I have now discovered that anyone who does not give unqualified endorsement to the phase “transwomen are women” will, like Henderson, be accused of hate speech.

And this not just by student unions and extremists on social media. Politicians I respect, like the Scottish Green Party leader, Patrick Harvie, seem to adhere to this dogma.

As one commentator put it, “it is the literal definition of transphobia” to quibble. Needless to say, if I were to be asked to speak in the university where I was formerly rector, I would be no platformed, because I do not accept that biological sex can be altered by an act of creative or legal imagination.

Intolerance has infected this debate to such an extent that it is almost impossible now to discuss it rationally.

Since I became involved, an extraordinary number of women have approached me privately saying that they have been silenced. This includes politicians, academics and media figures – hardly shrinking violets.

University staff and teachers say they fear they’ll be accused of “hate speech” and will lose their jobs. Legal experts will no doubt insist that there are no such hate speech crimes.

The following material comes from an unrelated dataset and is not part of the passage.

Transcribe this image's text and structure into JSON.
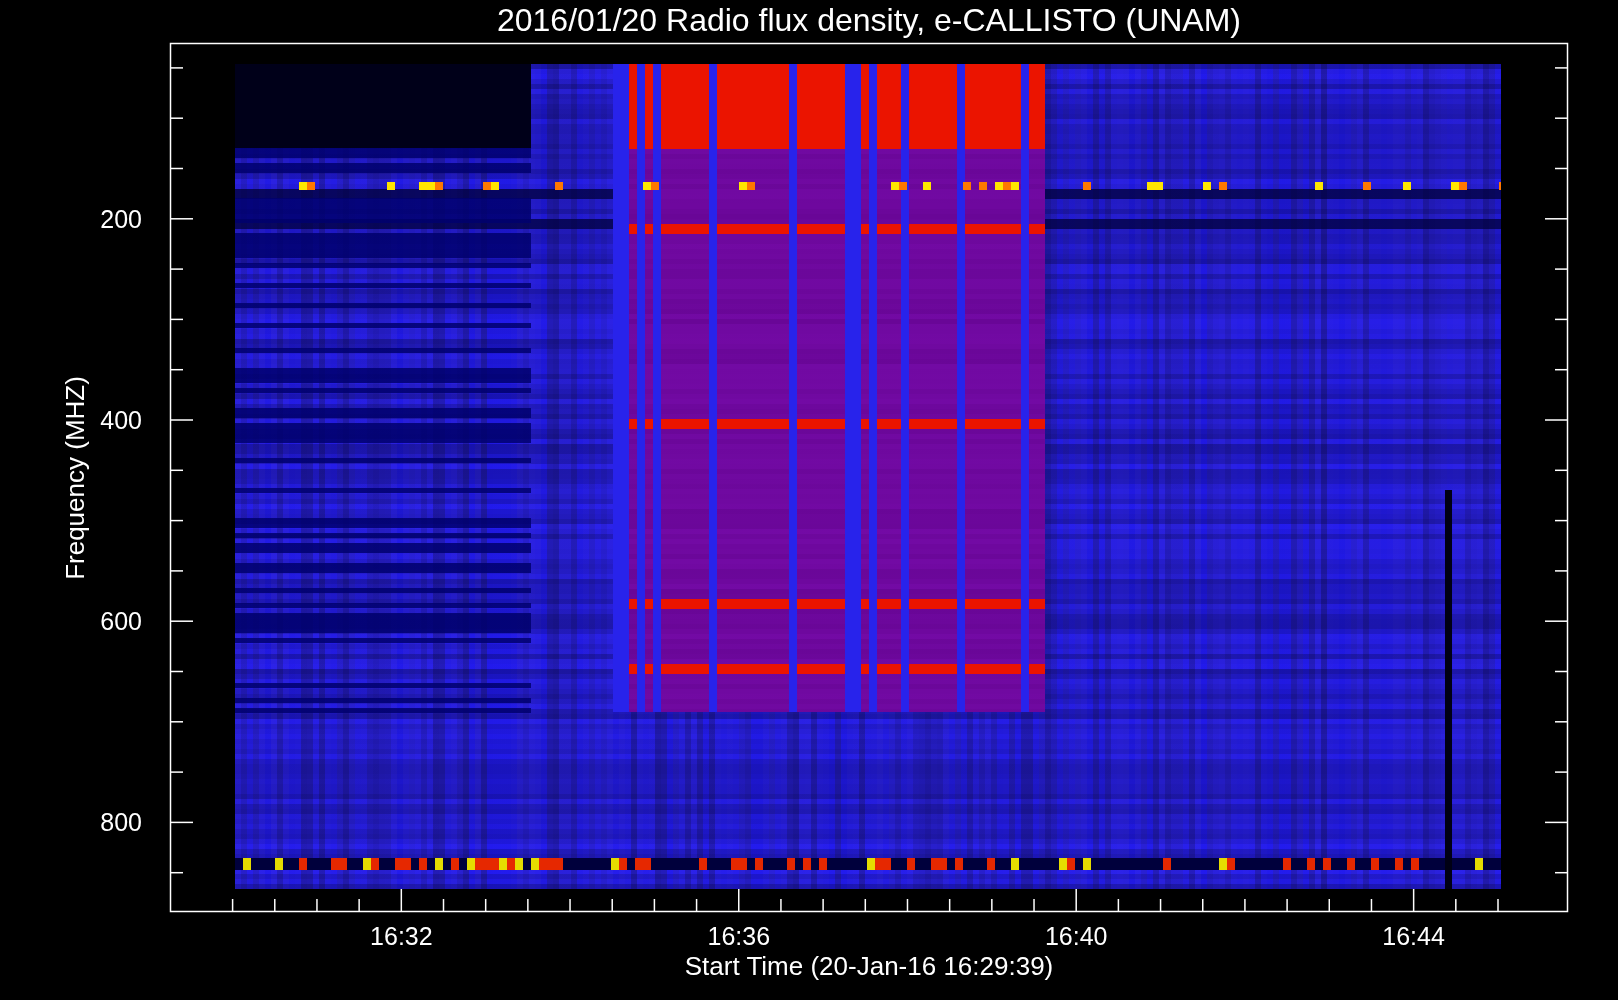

However, with the police very publicly urging “victims of transphobia” to report “hate incidents”, many organisations, understandably, are under the impression that transphobia is against the law. It is at any rate regarded as a disciplinary matter if such complaints are made about staff.

This is not just about access to toilets. Transwomen have been doing that, quietly, since public conveniences were first installed by the Victorians. You don’t have to show a birth certificate to enter one.

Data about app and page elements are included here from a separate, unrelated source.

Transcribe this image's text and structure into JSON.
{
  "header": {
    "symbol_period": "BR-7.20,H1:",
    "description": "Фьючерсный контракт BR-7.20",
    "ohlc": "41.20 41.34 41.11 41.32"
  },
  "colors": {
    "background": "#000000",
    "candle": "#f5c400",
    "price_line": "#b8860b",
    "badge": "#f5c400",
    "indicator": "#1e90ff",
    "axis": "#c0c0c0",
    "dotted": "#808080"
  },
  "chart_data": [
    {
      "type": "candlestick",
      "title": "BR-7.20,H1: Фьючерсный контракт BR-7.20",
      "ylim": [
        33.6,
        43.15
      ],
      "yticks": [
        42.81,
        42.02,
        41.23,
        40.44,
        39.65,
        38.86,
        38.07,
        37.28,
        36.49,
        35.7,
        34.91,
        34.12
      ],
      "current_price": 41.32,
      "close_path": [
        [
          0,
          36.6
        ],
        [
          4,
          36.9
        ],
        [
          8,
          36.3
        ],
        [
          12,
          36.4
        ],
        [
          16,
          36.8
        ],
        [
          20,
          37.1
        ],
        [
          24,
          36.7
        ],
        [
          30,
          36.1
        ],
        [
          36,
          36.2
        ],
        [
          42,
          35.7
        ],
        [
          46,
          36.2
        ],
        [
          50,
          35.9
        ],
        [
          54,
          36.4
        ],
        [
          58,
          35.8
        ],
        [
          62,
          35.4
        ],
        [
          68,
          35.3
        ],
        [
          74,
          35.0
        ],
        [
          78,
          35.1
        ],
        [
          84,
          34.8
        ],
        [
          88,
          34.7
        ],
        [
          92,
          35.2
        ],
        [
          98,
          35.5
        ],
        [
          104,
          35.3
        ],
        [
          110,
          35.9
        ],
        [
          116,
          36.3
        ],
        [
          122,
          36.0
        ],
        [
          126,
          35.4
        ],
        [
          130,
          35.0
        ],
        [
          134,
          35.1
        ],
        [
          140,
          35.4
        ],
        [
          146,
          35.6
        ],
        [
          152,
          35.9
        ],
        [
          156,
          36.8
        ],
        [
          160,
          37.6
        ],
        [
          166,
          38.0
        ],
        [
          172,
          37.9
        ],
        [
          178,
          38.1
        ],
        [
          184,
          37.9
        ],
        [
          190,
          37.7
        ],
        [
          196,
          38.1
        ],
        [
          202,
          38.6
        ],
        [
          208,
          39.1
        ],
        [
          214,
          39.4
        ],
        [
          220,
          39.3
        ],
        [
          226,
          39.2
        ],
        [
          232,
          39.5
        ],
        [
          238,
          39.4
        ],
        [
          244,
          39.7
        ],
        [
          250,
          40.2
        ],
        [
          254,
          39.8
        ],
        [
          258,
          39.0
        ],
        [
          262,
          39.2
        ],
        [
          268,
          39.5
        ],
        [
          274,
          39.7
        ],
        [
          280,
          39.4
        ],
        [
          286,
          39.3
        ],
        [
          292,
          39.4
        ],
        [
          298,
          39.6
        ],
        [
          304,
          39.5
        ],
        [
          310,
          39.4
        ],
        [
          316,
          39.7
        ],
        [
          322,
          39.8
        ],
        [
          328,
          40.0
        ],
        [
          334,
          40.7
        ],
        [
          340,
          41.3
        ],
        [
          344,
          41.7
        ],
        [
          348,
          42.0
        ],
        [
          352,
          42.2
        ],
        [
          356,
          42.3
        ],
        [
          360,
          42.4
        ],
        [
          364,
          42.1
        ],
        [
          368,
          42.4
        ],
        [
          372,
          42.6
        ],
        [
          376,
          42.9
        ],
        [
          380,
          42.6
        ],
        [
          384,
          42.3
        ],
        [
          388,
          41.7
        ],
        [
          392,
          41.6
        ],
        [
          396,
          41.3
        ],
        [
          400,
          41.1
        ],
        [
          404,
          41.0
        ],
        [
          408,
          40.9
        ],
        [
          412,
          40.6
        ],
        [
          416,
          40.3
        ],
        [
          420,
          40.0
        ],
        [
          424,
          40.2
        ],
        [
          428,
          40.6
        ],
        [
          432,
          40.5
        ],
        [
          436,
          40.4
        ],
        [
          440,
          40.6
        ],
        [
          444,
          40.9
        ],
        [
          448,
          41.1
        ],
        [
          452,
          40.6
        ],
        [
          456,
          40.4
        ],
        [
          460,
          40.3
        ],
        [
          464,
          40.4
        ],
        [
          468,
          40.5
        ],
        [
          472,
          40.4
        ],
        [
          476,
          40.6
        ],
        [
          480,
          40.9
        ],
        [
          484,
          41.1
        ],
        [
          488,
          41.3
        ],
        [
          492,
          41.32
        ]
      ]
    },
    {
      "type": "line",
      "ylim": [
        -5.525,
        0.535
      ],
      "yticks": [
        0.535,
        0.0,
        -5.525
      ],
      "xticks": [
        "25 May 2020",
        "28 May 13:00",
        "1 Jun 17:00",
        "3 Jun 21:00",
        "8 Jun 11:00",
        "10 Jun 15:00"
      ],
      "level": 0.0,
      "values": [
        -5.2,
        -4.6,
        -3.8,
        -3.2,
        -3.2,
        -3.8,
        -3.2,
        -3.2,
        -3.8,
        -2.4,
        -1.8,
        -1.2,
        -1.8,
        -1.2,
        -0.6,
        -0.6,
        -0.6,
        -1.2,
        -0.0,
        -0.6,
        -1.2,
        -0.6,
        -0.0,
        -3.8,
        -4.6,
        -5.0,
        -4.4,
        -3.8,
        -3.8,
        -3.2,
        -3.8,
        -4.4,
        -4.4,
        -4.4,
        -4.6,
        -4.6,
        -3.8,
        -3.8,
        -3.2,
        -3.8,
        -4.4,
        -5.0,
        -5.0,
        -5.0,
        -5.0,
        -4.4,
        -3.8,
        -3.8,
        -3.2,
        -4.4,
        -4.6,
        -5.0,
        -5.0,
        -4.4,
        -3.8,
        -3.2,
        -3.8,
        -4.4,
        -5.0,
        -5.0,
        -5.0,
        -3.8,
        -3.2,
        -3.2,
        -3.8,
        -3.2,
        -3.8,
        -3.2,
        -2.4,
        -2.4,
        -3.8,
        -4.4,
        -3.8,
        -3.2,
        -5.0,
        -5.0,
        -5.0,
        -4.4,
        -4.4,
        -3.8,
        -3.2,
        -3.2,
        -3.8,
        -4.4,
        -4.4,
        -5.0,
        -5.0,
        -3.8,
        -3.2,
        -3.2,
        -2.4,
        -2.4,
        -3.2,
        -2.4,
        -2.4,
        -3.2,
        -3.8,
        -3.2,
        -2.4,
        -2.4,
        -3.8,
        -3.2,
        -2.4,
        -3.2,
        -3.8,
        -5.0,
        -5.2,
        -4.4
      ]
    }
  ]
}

However, many women are, I think understandably, worried about men self-identifying as women in order to access women’s prisons and domestic abuse refuges.

Abolishing sex difference creates obvious anomalies, not least for single-sex pursuits like women’s sporting events or girl guides. These technical issues could probably be resolved, given goodwill. But goodwill is impossible when anyone who tries to raise them is dismissed as a bigot.

Anyway, for many women this is essentially an existential question. If anyone can become a woman simply by announcing the fact, where does that leave women’s status in society?

Women feel they have been fighting a long struggle to establish their rights against the lingering shadow of patriarchy, and they fear this progress could be halted if they are forced to accept an essentially absurd proposition: that men can become women.

And I’m afraid that it is absurd. If we are to change the very definition of sex, such that there is to be no physiological distinction between the sexes, then we are changing the nature of what it is to be human.

That’s why I now realise that this is not a “women’s issue” as many patronisingly believe, but one that challenges us all. We must not allow well-intentioned legislators to make changes which could have profound consequences, at least not without a free and open debate.

There is sufficient doubt about the objectives of the Gender Recognition Act now for politicians to be seriously worried about it. At the very least, it should be made clear in the legislation that the GRA does not undermine women’s unique sexual identity.

Women should not be intimidated into silence, as many have been. To dispute the claim that transwomen are women is not bigotry. To object to self-identification is not misogyny. To oppose the Gender Recognition Act is not transphobia.

Universities like Edinburgh should make clear that they will not accept debate on this to be closed down by groups armed with quasi-legal jargon about hate speak.

I believe this is in the interests of the trans movement itself. The surest way to alienate public support is to perpetrate this anti-scientific shibboleth.

For transwomen to have equal rights it is not necessary for women to be denied theirs. Don’t tell women what makes a woman, they were, after all, born that way.